OVERNIGHT: Choice – Comfort Inn The International, Apollo Bay


Depart Apollo Bay and continue the coastal journey along the Great Ocean Road, to Lorne.

Before departing Lorne a visit to Erskine Falls is a must. A short walk allows visitors to experience the amazing cascade of water that rushes through the surrounding rainforest. From Lorne the Great Ocean Road continues through Aireys Inlet, Anglesea and Torquay. Travel through Geelong joining the Princes Freeway into Melbourne.

ANGLESEA - Beaches, bushland, kangaroos and stunning coastal scenery all make Anglesea a favourite Great Ocean Road holiday destination. Anglesea’s main beach, a wide sandy expanse beside the Anglesea River, is perfect for swimming, surfing or just relaxing, while the protected waters at nearby Point Roadknight beach are popular with families. Anglesea is also a great place to explore on foot. Coogoorah Park fronts the river and has a series of walking tracks, boardwalks and bridges that wind through native bush, span reedy wetlands teeming with birds and cross the river. Aireys Inlet, just a few kilometres from Anglesea, is hard to miss with Split Point Lighthouse attracting many visitors to this peaceful hamlet nestled in the shadow of Angahook-Lorne State Park. Walk along clifftop tracks to see rocky reefs, rock pools and sheltered coves. Aireys Inlet boasts superb beaches, with Fairhaven the main surf beach for swimming and board riding. Aireys Inlet also has a huge national park at its backdoor with native trees and heathlands that blaze with colour when wildflowers bloom in winter, spring and early summer.
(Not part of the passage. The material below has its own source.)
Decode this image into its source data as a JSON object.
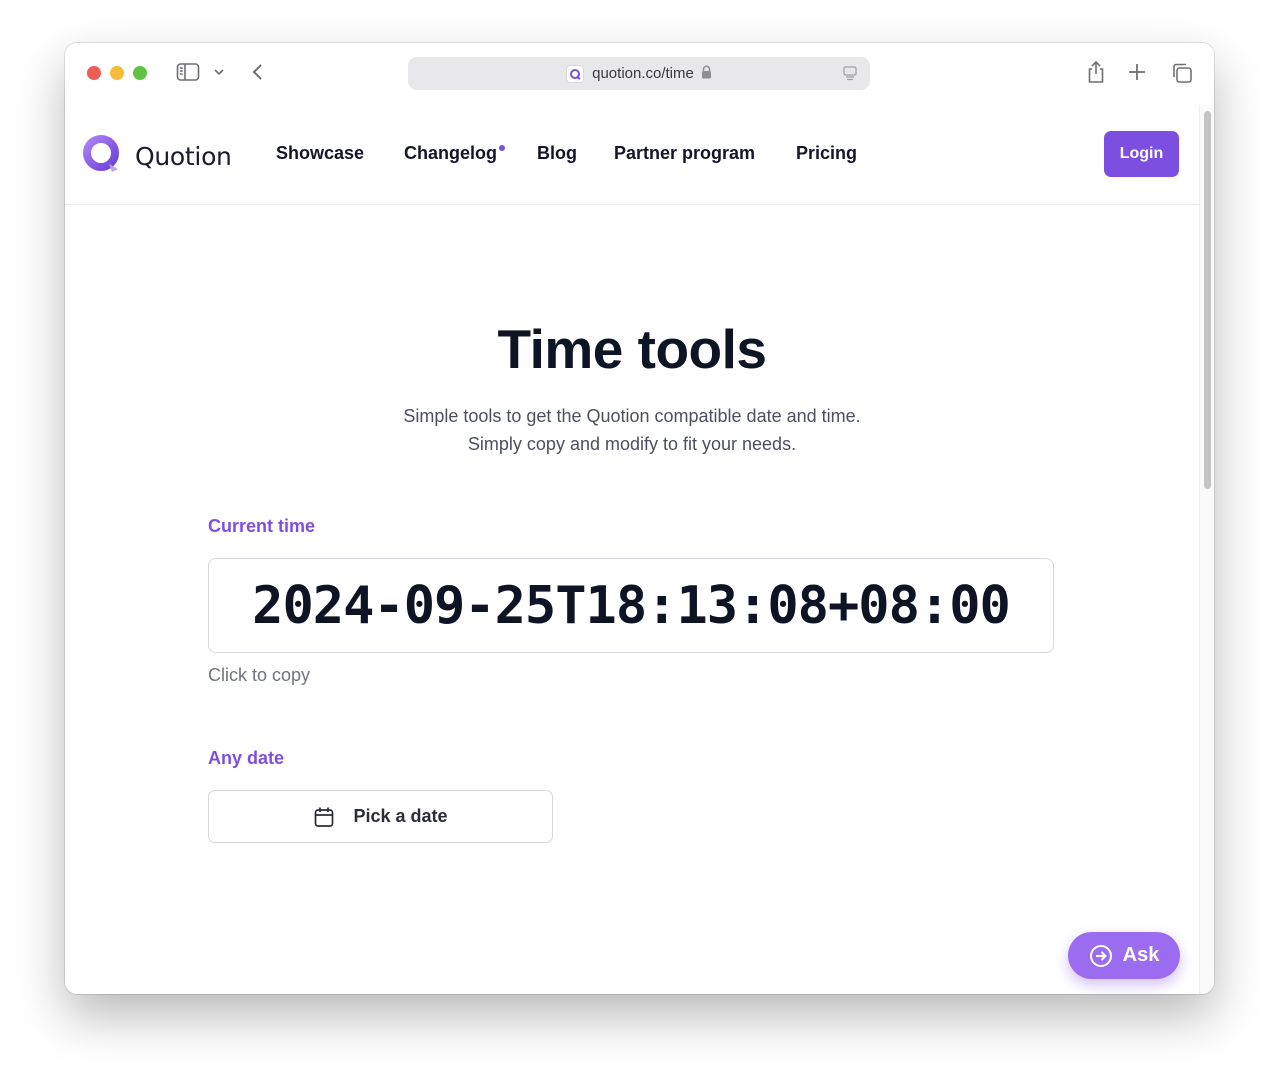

TORQUAY – Torquay is Victoria’s surfing capital and a major holiday resort town, where the beach based culture is at its strongest. Some of the biggest names in surfwear and accessories are headquartered here. The Surfworld Museum captures the spirit of the popular pursuit in words, pictures and hands-on displays. Torquay has both protected family beaches, and the action of the surging surf. Nearby Jan Juc is a little wilder. Bells Beach is next stop on the coast where the big swells are definitely for experienced surfers. This world famous beach is the venue for the Rip Curl Pro, one of the most sought after titles on the World Championship Tour.

GEELONG - The name ‘Geelong’ is derived from ‘jillong’, the Aboriginal word for bay, which means ‘a place of the sea bird over the white cliffs’. This waterfront city offers a diverse range of food, wine, cultural and recreation attractions and colonial history evident in the city’s 100 National Trustlisted buildings. Geelong takes full advantage of its unique north-facing bay with fabulous waterfront eateries, landscaped gardens and walking paths set against the backdrop of Corio Bay.

Return your vehicle to the Melbourne Airport depot or Melbourne city Hertz Depot.